Lasting Power of Attorney Property & Financial
An important part of planning for the future is to consider your options should you ever become unable to make decisions for yourself. Setting up a Lasting Power of Attorney saves time, money and effort if done in advance.
What is a Lasting Power of Attorney?
A Lasting Power of Attorney or LPA is a legal document appointing one or more people to help you make decisions in the future. The person handing over power of attorney is the donor, and the people who make decisions on their behalf are attorneys.
The LPA allows your attorneys to make decisions on your behalf if an accident or an illness means that you lose the mental capacity to manage on your own.
There are two types of LPA: a Health and Welfare Lasting Power of Attorney and a Property and Financial Affairs Lasting Power of Attorney.
An LPA must be registered with the Office of the Public Guardian before it can be used.
What is a Lasting Power of Attorney for Property and Financial?
This LPA appoints a family member or trusted friend to make decisions about your finances and other assets, including property. The Property and Financial power of attorney enables attorneys to carry out activities such as managing your bank account, paying bills, collecting benefits and pension funds and selling your home.
Depending on the level of mental capacity you have, you can make decisions jointly with your attorneys, or they can act on your behalf.
Your attorneys must tell people involved in your care when they start acting on your behalf. This includes your friends and family, doctor and other healthcare staff and financial providers. They may want to see proof of your identity and either the original LPA or a certified copy.
Who is involved in making a Lasting Power of Attorney?
The key people involved are:
- The donor – the person handing over power of attorney
- Your attorney(s) – the person who will act for the donor
- Certificate provider – a certificate provider confirms that you understand what your LPA will do and that no one is forcing you to make one.
- People to be notified (optional) – a list of people to inform once the LPA is active
- Witnesses – The signing of your LPA needs to be witnessed by at least two people.
Can one Lasting Power of Attorney cover money and health?
You need to set up and register the LPA for money and health separately, as they work differently and apply in different circumstances.
A financial LPA can take effect as soon as it is registered with your permission, allowing you to make decisions with your attorneys about big financial matters. But a health and welfare LPA only becomes effective once you have lost mental capacity – for example, once you are living in a care home.
What could happen if I don’t set up a Property and Financial Lasting Power of Attorney?
People often assume that their spouse can automatically manage your financial affairs if needed, but this is not the case.
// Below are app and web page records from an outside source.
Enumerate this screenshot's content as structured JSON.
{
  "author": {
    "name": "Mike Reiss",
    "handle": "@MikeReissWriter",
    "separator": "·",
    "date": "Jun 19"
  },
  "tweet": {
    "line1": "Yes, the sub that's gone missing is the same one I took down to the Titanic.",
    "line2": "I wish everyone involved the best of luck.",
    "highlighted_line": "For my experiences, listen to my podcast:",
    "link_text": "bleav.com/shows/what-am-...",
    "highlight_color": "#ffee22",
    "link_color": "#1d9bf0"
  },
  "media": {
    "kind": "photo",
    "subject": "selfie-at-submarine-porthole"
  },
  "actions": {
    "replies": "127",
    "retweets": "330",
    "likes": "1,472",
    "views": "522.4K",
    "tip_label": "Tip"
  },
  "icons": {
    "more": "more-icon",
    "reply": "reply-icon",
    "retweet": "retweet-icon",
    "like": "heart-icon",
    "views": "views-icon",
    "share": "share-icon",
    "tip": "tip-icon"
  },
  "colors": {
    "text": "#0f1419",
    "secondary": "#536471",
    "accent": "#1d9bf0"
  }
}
If you lose the capacity to make your own decisions and you don’t have a valid lasting power of attorney (or its predecessor, enduring power of attorney) you will need to apply to the Court of Protection.
The Court of Protection decides whether you have the mental capacity to make a decision and if not, makes an order about how your decisions are made. It can be a time-consuming and costly process that must be managed by your partner or family.
How can Expression Wills help me complete a Property and Financial Lasting Power of Attorney?
Expression Wills specialises in all the elements involved in estate planning and will explain all the details about setting up a Power of Attorney. We will help you through the various steps, from deciding on attorneys and involving them in the process through to submitting the signed LPA to be registered with the Office of the Public Guardian.
Contact us today to set up a free introductory chat about LPAs and how we can help.